Daily Court Reporter - News Cyber security is a booming job field
Cyber security is a booming job field
ELISSA COLLOPY, Daily Reporter Staff Writer
In recent years public and private sectors alike have experienced cyber security breaches - including more than 80 percent of companies, resulting in lost money, lost jobs and lost personal data, according to Mark Beadles, an information security officer at the Ohio Academic Resources Network and Ohio Technology Consortium.
According to him, it's a major reason to consider a career in cyber security.
"The loss of personal data is particularly devastating, as data has become the world's lifeblood," he said. "Finding and using cyber security professionals as a line of defense against cyber criminals has become critical for everyone, from the Department of Homeland Security and big box stores to tech giants and small mom and pop businesses."
According to OARnet, there were a total of roughly 1,100 data breaches reported last year.
They also estimated the average total cost of a data breach in the U.S. to be $6.5 million, and global spending on information security and services at $81.6 billion.

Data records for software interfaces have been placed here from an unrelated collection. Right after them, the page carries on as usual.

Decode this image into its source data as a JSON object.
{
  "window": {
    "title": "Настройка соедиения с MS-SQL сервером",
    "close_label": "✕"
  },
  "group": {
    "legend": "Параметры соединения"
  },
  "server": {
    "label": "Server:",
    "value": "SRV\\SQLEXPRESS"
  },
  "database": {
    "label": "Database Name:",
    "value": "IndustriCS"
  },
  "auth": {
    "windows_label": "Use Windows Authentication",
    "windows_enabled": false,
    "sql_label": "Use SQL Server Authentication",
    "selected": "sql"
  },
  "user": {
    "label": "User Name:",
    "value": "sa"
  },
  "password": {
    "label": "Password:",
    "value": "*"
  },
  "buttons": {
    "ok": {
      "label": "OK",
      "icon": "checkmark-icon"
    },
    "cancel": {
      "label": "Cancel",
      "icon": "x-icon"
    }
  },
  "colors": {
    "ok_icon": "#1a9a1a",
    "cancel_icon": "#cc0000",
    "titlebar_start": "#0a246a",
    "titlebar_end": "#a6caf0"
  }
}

According to Beadles, the number of cyber criminals vastly outweighs the number of qualified cybersecurity professionals, and he gave three reasons to consider a cybersecurity job.
His first reasoning is job security. The Bureau of Labor Statistics recently reported that information security jobs are estimated to increase by 37 percent through 2022, more than three times the average growth rate for all other occupations.
In addition to that, the cybersecurity job market is expected to grow from $75 billion in 2015 to $170 billion by 2020.
In Ohio, there are currently 10,000 unfilled cybersecurity jobs - Columbus, Cincinnati and Cleveland have the largest need, while cities such as Dayton, Akron and Toledo also offer opportunities for this field.
Companies currently hiring in Ohio include Amazon, IBM, Alliance Data, Hyland and Teradata.
Beadles' second reason to follow a cyber security career is the high pay.
According to the bureau, the average entry-level salary for an information security analyst is $88,000.
There is also ample opportunity for professionals to move up the ladder to earn higher pay and countless opportunities.
Those with a bachelor's degree qualify for nearly seven times more security jobs than those with an associates or no degree.
And his last reason? It's important work.
"It can hardly be disputed that the service of cybersecurity professionals is crucial to our society," Beadles said. "As our businesses, government, and personal lives take up more space in the digital arena, the amount of information susceptible to cybercrime continues to grow."
And that is where the services of cyber security professionals becomes so important.
Ohio alone has 25 institutions with cyber security programs, 17 of which specialize in data analytics, including Kent State University, Ohio State University, Sinclair Community College, the University of Dayton, and Wright State University.
Date Published: August 30, 2017